Ole Gunnar Solskjaer is blessed with attacking options in his Man Utd team ahead of next Premier League fixture vs Southampton.
Depth can often be a deceptive thing in football squads.
You can think, and say, that your squad has plentiful depth but it means little until crunch time and you look to your bench in need of inspiration.
Ole Gunnar Solskjaer took a glance behind him in the Gdansk technical area in May this year and didn’t see what he wanted to see. Manchester United were locked at 1-1 with Villarreal in the Europa League final and were in dire need of a boost from the bench.
But with Solskjaer having put all his attacking eggs in one basket when naming his starting 11 — Marcus Rashford, Edinson Cavani, Mason Greenwood and Paul Pogba all featuring from the off — there was nothing left in reserve.
That the woefully underperforming (and half fit) Rashford stayed on the pitch the whole 120 minutes still baffles many. How United needed an impact sub of Solskjaer’s 1999 vintage.
In the end, United couldn’t change the game because they didn’t have the depth and they lost after a long and cruel penalty shootout.
Fast forward to the next competitive game under Solskjaer’s stewardship, against Leeds last weekend, and a front three of Pogba, Greenwood and Daniel James doesn’t scream of a side that has significantly strengthened their options.
Pogba was a midfielder playing out of position against Leeds and James is little more than squad player, while Greenwood was playing centre-forward in the absence of Cavani.

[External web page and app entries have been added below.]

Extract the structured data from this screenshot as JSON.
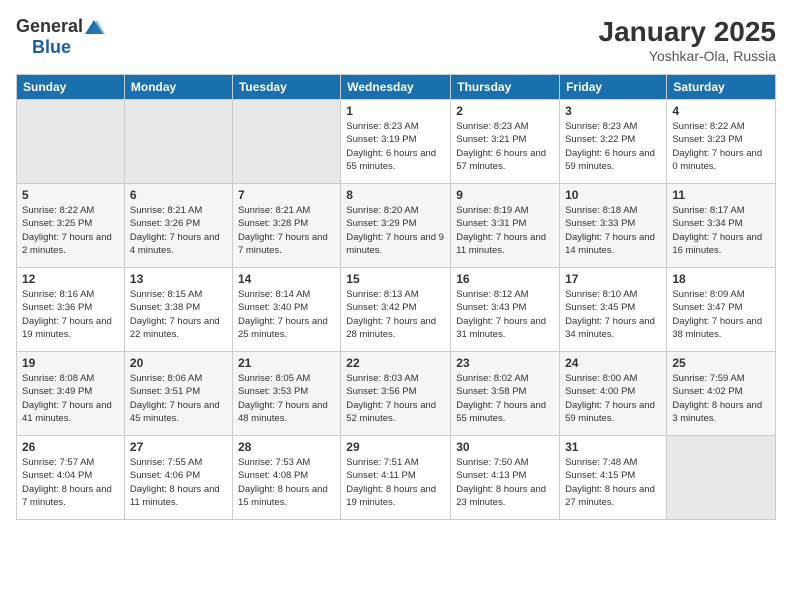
{
  "logo": {
    "general": "General",
    "blue": "Blue"
  },
  "title": "January 2025",
  "subtitle": "Yoshkar-Ola, Russia",
  "days_of_week": [
    "Sunday",
    "Monday",
    "Tuesday",
    "Wednesday",
    "Thursday",
    "Friday",
    "Saturday"
  ],
  "weeks": [
    [
      {
        "day": "",
        "sunrise": "",
        "sunset": "",
        "daylight": ""
      },
      {
        "day": "",
        "sunrise": "",
        "sunset": "",
        "daylight": ""
      },
      {
        "day": "",
        "sunrise": "",
        "sunset": "",
        "daylight": ""
      },
      {
        "day": "1",
        "sunrise": "Sunrise: 8:23 AM",
        "sunset": "Sunset: 3:19 PM",
        "daylight": "Daylight: 6 hours and 55 minutes."
      },
      {
        "day": "2",
        "sunrise": "Sunrise: 8:23 AM",
        "sunset": "Sunset: 3:21 PM",
        "daylight": "Daylight: 6 hours and 57 minutes."
      },
      {
        "day": "3",
        "sunrise": "Sunrise: 8:23 AM",
        "sunset": "Sunset: 3:22 PM",
        "daylight": "Daylight: 6 hours and 59 minutes."
      },
      {
        "day": "4",
        "sunrise": "Sunrise: 8:22 AM",
        "sunset": "Sunset: 3:23 PM",
        "daylight": "Daylight: 7 hours and 0 minutes."
      }
    ],
    [
      {
        "day": "5",
        "sunrise": "Sunrise: 8:22 AM",
        "sunset": "Sunset: 3:25 PM",
        "daylight": "Daylight: 7 hours and 2 minutes."
      },
      {
        "day": "6",
        "sunrise": "Sunrise: 8:21 AM",
        "sunset": "Sunset: 3:26 PM",
        "daylight": "Daylight: 7 hours and 4 minutes."
      },
      {
        "day": "7",
        "sunrise": "Sunrise: 8:21 AM",
        "sunset": "Sunset: 3:28 PM",
        "daylight": "Daylight: 7 hours and 7 minutes."
      },
      {
        "day": "8",
        "sunrise": "Sunrise: 8:20 AM",
        "sunset": "Sunset: 3:29 PM",
        "daylight": "Daylight: 7 hours and 9 minutes."
      },
      {
        "day": "9",
        "sunrise": "Sunrise: 8:19 AM",
        "sunset": "Sunset: 3:31 PM",
        "daylight": "Daylight: 7 hours and 11 minutes."
      },
      {
        "day": "10",
        "sunrise": "Sunrise: 8:18 AM",
        "sunset": "Sunset: 3:33 PM",
        "daylight": "Daylight: 7 hours and 14 minutes."
      },
      {
        "day": "11",
        "sunrise": "Sunrise: 8:17 AM",
        "sunset": "Sunset: 3:34 PM",
        "daylight": "Daylight: 7 hours and 16 minutes."
      }
    ],
    [
      {
        "day": "12",
        "sunrise": "Sunrise: 8:16 AM",
        "sunset": "Sunset: 3:36 PM",
        "daylight": "Daylight: 7 hours and 19 minutes."
      },
      {
        "day": "13",
        "sunrise": "Sunrise: 8:15 AM",
        "sunset": "Sunset: 3:38 PM",
        "daylight": "Daylight: 7 hours and 22 minutes."
      },
      {
        "day": "14",
        "sunrise": "Sunrise: 8:14 AM",
        "sunset": "Sunset: 3:40 PM",
        "daylight": "Daylight: 7 hours and 25 minutes."
      },
      {
        "day": "15",
        "sunrise": "Sunrise: 8:13 AM",
        "sunset": "Sunset: 3:42 PM",
        "daylight": "Daylight: 7 hours and 28 minutes."
      },
      {
        "day": "16",
        "sunrise": "Sunrise: 8:12 AM",
        "sunset": "Sunset: 3:43 PM",
        "daylight": "Daylight: 7 hours and 31 minutes."
      },
      {
        "day": "17",
        "sunrise": "Sunrise: 8:10 AM",
        "sunset": "Sunset: 3:45 PM",
        "daylight": "Daylight: 7 hours and 34 minutes."
      },
      {
        "day": "18",
        "sunrise": "Sunrise: 8:09 AM",
        "sunset": "Sunset: 3:47 PM",
        "daylight": "Daylight: 7 hours and 38 minutes."
      }
    ],
    [
      {
        "day": "19",
        "sunrise": "Sunrise: 8:08 AM",
        "sunset": "Sunset: 3:49 PM",
        "daylight": "Daylight: 7 hours and 41 minutes."
      },
      {
        "day": "20",
        "sunrise": "Sunrise: 8:06 AM",
        "sunset": "Sunset: 3:51 PM",
        "daylight": "Daylight: 7 hours and 45 minutes."
      },
      {
        "day": "21",
        "sunrise": "Sunrise: 8:05 AM",
        "sunset": "Sunset: 3:53 PM",
        "daylight": "Daylight: 7 hours and 48 minutes."
      },
      {
        "day": "22",
        "sunrise": "Sunrise: 8:03 AM",
        "sunset": "Sunset: 3:56 PM",
        "daylight": "Daylight: 7 hours and 52 minutes."
      },
      {
        "day": "23",
        "sunrise": "Sunrise: 8:02 AM",
        "sunset": "Sunset: 3:58 PM",
        "daylight": "Daylight: 7 hours and 55 minutes."
      },
      {
        "day": "24",
        "sunrise": "Sunrise: 8:00 AM",
        "sunset": "Sunset: 4:00 PM",
        "daylight": "Daylight: 7 hours and 59 minutes."
      },
      {
        "day": "25",
        "sunrise": "Sunrise: 7:59 AM",
        "sunset": "Sunset: 4:02 PM",
        "daylight": "Daylight: 8 hours and 3 minutes."
      }
    ],
    [
      {
        "day": "26",
        "sunrise": "Sunrise: 7:57 AM",
        "sunset": "Sunset: 4:04 PM",
        "daylight": "Daylight: 8 hours and 7 minutes."
      },
      {
        "day": "27",
        "sunrise": "Sunrise: 7:55 AM",
        "sunset": "Sunset: 4:06 PM",
        "daylight": "Daylight: 8 hours and 11 minutes."
      },
      {
        "day": "28",
        "sunrise": "Sunrise: 7:53 AM",
        "sunset": "Sunset: 4:08 PM",
        "daylight": "Daylight: 8 hours and 15 minutes."
      },
      {
        "day": "29",
        "sunrise": "Sunrise: 7:51 AM",
        "sunset": "Sunset: 4:11 PM",
        "daylight": "Daylight: 8 hours and 19 minutes."
      },
      {
        "day": "30",
        "sunrise": "Sunrise: 7:50 AM",
        "sunset": "Sunset: 4:13 PM",
        "daylight": "Daylight: 8 hours and 23 minutes."
      },
      {
        "day": "31",
        "sunrise": "Sunrise: 7:48 AM",
        "sunset": "Sunset: 4:15 PM",
        "daylight": "Daylight: 8 hours and 27 minutes."
      },
      {
        "day": "",
        "sunrise": "",
        "sunset": "",
        "daylight": ""
      }
    ]
  ]
}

The Uruguayan and Rashford were both absent from the matchday squad.
But with Anthony Martial (back from injury) and Jadon Sancho (yes, the new signing finally named in a United squad) both coming off the bench at Old Trafford — and with Rashford and Cavani still to come — Solskjaer can now feel in a position of luxury.
Who should be in United’s first choice front three? Join the debate in the comments below.
He has attacking options to bring off the bench; two completely different but similarly high calibre front threes if he so wishes, which should mean United won’t find themselves in tricky spots like the one in Gdansk.
It’s rare that every single player is available at one time, but when Rashford and Cavani do return, there is a sense that United must accommodate Pogba back in a midfield position — albeit one that gives him freedom. Playing both Pogba and Bruno Fernandes as well as three forwards is a must for United, especially against lesser opponents they are expected to beat.
There has been plenty of talk in pre-season about Solskjaer deploying a 4-3-3 formation with dual No.8s in Pogba and Fernandes.
This is surely the way he can squeeze as many attacking players into the same side at once, though some might see that as a disturbance for the Portuguese playmaker. Yet Fernandes certainly possesses the work rate to play slightly deeper and his passing range is virtually unrivalled in the Premier League, aside maybe from his midfield partner Pogba.
With someone like Fred or Scott McTominay holding the fort and the pace of Raphael Varane at the back, even if United are caught short at the back they should have the pace and tenacity to flood the defence, and then counter-attack again.
Fernandes has proven himself as a pure No.10 at Old Trafford, but there’s no reason he could not shine in a slightly different system. He probably wouldn’t even need to play much deeper, especially with Pogba alongside him.
United should be dominating the majority of their Premier League opponents this season and this is the way to do it.
It could give Cavani, and then Rashford — when he’s fit again — the perfect attacking environment to return to. It could mean United reach another level, even surpassing what they managed against Leeds.